My greatest struggle is always wanting to be the best me in every capacity. It used to be that I just wanted to be the best, but I found that was always a let down because being at the top is never a great place to be. Instead, I struggle constantly to find the balance between being my greatest self in every area of my life and giving myself grace when I fail really hard or when I lose touch with reality of what is possible and what isn’t. That may sound vague, but I think as someone who is entrepreneurial there is a natural instinct to achieve and be great at everything. When I had a kid, I realized that thinking great in every capacity of life was possible is just a let down, instead I tell myself daily I have to find a way to just be my best for today. It is hard to remember what that looks like and some days are different than others.

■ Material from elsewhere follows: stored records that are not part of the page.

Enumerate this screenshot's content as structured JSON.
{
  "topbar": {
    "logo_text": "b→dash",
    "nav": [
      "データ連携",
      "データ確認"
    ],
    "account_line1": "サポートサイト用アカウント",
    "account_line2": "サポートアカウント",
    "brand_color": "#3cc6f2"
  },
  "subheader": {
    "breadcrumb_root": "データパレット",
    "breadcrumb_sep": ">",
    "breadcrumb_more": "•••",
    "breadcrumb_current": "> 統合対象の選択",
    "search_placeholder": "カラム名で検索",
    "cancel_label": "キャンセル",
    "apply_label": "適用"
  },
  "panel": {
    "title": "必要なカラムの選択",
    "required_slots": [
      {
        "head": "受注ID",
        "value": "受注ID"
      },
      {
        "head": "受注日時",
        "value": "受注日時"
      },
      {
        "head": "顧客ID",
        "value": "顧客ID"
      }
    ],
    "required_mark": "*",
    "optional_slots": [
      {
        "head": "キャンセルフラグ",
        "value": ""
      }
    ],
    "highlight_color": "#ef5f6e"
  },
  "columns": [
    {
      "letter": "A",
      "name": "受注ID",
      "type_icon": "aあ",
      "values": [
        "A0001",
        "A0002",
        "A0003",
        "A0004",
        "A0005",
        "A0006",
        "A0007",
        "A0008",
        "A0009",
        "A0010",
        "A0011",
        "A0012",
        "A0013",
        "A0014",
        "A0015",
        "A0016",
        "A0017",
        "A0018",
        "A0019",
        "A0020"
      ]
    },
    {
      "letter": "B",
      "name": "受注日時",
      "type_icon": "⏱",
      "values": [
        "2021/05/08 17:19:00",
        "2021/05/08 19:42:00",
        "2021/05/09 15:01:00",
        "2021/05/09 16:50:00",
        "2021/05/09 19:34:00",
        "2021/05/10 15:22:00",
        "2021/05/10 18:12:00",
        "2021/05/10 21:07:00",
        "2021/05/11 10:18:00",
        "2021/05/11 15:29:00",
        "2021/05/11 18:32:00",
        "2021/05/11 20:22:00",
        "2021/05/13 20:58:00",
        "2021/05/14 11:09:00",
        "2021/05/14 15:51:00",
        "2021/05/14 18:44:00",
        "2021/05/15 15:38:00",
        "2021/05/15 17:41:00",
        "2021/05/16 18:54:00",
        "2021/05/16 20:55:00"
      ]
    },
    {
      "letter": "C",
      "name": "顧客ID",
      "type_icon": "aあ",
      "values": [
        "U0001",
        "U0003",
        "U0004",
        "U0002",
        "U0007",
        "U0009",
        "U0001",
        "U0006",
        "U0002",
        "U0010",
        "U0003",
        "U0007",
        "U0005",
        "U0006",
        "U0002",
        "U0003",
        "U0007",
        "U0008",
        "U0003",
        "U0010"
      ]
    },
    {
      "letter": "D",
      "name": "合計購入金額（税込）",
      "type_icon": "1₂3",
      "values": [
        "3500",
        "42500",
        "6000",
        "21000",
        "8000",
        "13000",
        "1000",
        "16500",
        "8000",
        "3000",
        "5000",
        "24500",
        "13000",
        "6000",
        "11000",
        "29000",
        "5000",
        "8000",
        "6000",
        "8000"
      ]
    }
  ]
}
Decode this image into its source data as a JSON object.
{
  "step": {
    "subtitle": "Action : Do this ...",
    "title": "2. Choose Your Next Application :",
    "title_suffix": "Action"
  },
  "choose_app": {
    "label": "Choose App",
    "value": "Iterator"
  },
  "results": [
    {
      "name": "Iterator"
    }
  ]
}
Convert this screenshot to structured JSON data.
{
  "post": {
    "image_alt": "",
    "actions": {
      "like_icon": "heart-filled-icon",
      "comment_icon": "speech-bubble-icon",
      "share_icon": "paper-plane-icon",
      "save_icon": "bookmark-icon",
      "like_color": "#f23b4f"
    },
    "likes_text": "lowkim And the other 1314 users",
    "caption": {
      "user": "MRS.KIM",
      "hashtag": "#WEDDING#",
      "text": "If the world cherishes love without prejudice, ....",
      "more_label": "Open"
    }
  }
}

"I tell myself daily I have to find a way to just be my best for today."
You do a wonderful job sharing your personal life in a professional space. How does this openness affect your client relationships?
I have found that when you are open, when you are a real human, people find a quick and instant connection to you. I believe the greatest way we can connect with others is by telling our story. We all have one and a story gives us a place to connect with others. Each one of our clients has always found our blog and our story as a point of beginning a relationship with us and not a hinderance. I think it depends on how you want to be with your clients though. Everyone is different, but I like being connected to my clients and feeling like we could potentially be friends especially when we are doing consulting work. I want them to feel open with me and able to ask tough questions. Sharing our tough things, I think, makes the vulnerability happen faster so we can get the core quicker.
As you know well, freelancers are just as much small business owners as we are creatives, what are three tips for managing the nitty-gritty components of your business?
In all honesty, Mike handles so much of this. I tried and I am so so so bad at it. BUT we do hire an accountant, we hire a lawyer, we hire people to step alongside us to make sure we do it all right. We do use a ton of apps and have a Working Together about those tools we use, but setting aside a time each week to do it makes it easier.
You have built a large and engaged social following, what are your tips for creating a community around your brand?
My theory is you have to live great content to produce great content. People have very high bull shit meters these days, so though creating beautiful things is nice to see, I think people want connection and real stories. I think you can grow a following on making pretty things that are niche, but those are things you will quickly unfollow. To create a following of people who really engage and stick around even through the tough times you have in your life and your business you have to be real and live a life that you truly love alongside it. I think people can read through the lines when you are just phoning it in. That’s my theory. So I try really hard to share things that are both visually beautiful to me and bring me joy, along with real thoughts I am having about life and moments going on.
The 3 greatest attributes you need to be a freelance creative are:
A willingness to learn, A willingness to fail, and A passion for the work you are doing.